Collected data entries:
——

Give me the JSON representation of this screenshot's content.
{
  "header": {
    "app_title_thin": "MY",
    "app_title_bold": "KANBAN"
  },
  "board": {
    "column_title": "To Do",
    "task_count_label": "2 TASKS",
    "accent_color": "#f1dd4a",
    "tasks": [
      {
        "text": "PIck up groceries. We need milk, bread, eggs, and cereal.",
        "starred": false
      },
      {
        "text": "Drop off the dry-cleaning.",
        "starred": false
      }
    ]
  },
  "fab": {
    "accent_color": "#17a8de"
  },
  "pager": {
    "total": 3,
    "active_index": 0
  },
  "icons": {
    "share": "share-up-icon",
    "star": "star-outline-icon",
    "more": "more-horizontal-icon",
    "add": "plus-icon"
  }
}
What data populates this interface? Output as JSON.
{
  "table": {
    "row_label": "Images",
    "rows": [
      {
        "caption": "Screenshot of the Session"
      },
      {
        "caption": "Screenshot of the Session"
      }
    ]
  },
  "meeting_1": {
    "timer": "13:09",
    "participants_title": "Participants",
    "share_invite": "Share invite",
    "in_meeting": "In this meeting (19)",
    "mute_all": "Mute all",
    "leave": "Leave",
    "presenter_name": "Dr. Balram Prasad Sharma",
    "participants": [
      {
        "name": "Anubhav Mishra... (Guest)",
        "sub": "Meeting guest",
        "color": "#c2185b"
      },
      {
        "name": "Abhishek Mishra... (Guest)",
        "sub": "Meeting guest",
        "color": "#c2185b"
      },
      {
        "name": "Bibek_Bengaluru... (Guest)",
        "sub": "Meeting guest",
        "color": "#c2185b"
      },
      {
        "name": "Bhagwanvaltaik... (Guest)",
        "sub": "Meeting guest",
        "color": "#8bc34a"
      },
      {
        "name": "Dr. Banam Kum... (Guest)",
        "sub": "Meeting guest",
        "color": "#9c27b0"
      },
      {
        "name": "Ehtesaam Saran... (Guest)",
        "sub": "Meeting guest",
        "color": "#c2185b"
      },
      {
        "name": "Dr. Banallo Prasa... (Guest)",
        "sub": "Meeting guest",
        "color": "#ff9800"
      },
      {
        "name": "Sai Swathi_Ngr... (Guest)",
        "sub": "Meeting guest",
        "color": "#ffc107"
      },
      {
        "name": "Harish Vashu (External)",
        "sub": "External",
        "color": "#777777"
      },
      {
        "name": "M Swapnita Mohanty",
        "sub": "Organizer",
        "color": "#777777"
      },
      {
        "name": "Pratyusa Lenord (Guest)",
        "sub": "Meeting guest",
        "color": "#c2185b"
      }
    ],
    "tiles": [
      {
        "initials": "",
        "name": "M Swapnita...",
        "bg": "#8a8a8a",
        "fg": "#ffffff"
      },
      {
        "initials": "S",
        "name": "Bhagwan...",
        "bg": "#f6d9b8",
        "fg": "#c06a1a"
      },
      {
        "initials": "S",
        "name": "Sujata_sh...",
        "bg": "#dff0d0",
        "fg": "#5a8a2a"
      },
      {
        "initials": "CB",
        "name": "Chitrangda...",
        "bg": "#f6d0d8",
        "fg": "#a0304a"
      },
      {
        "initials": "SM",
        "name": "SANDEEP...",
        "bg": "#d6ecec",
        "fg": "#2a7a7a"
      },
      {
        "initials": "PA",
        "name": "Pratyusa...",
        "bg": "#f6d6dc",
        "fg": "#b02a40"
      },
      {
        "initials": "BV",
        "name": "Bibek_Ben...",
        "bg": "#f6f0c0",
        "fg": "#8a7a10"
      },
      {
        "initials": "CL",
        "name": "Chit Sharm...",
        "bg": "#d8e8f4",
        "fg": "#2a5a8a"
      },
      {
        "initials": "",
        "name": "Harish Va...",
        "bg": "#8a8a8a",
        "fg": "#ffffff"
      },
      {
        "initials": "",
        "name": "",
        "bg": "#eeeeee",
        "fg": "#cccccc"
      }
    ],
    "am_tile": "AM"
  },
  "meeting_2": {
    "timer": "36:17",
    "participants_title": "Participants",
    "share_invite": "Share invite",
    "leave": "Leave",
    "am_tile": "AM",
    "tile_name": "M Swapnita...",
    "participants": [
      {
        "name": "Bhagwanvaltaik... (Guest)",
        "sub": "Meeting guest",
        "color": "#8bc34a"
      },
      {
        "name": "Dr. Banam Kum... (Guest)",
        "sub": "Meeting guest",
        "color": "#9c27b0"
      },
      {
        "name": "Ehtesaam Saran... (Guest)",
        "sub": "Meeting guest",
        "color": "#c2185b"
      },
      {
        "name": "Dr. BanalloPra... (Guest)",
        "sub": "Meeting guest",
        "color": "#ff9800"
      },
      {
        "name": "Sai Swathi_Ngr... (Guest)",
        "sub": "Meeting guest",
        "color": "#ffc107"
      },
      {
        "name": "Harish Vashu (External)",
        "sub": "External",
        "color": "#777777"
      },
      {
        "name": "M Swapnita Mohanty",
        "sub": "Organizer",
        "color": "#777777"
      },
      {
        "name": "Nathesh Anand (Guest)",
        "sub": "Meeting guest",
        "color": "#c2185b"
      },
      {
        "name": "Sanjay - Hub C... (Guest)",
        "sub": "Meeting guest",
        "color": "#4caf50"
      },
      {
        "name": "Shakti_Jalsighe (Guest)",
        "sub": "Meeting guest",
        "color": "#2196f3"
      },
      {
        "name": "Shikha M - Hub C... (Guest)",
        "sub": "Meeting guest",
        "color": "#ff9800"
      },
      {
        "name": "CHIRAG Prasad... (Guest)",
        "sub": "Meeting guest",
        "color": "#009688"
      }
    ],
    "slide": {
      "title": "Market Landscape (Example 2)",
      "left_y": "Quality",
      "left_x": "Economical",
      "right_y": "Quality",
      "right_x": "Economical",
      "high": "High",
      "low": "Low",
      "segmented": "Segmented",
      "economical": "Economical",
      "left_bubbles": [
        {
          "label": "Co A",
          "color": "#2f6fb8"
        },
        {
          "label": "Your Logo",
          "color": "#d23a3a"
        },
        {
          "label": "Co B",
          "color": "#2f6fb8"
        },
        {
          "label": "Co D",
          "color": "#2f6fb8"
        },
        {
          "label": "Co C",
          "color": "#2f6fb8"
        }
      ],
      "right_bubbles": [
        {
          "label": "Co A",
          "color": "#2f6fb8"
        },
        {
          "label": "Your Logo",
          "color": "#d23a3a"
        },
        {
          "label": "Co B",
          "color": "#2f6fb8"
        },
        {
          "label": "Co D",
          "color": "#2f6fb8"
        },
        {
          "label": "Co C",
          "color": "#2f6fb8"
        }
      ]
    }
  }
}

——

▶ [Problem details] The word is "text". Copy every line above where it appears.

▶ [Task answer]
        "text": "PIck up groceries. We need milk, bread, eggs, and cereal.",
        "text": "Drop off the dry-cleaning.",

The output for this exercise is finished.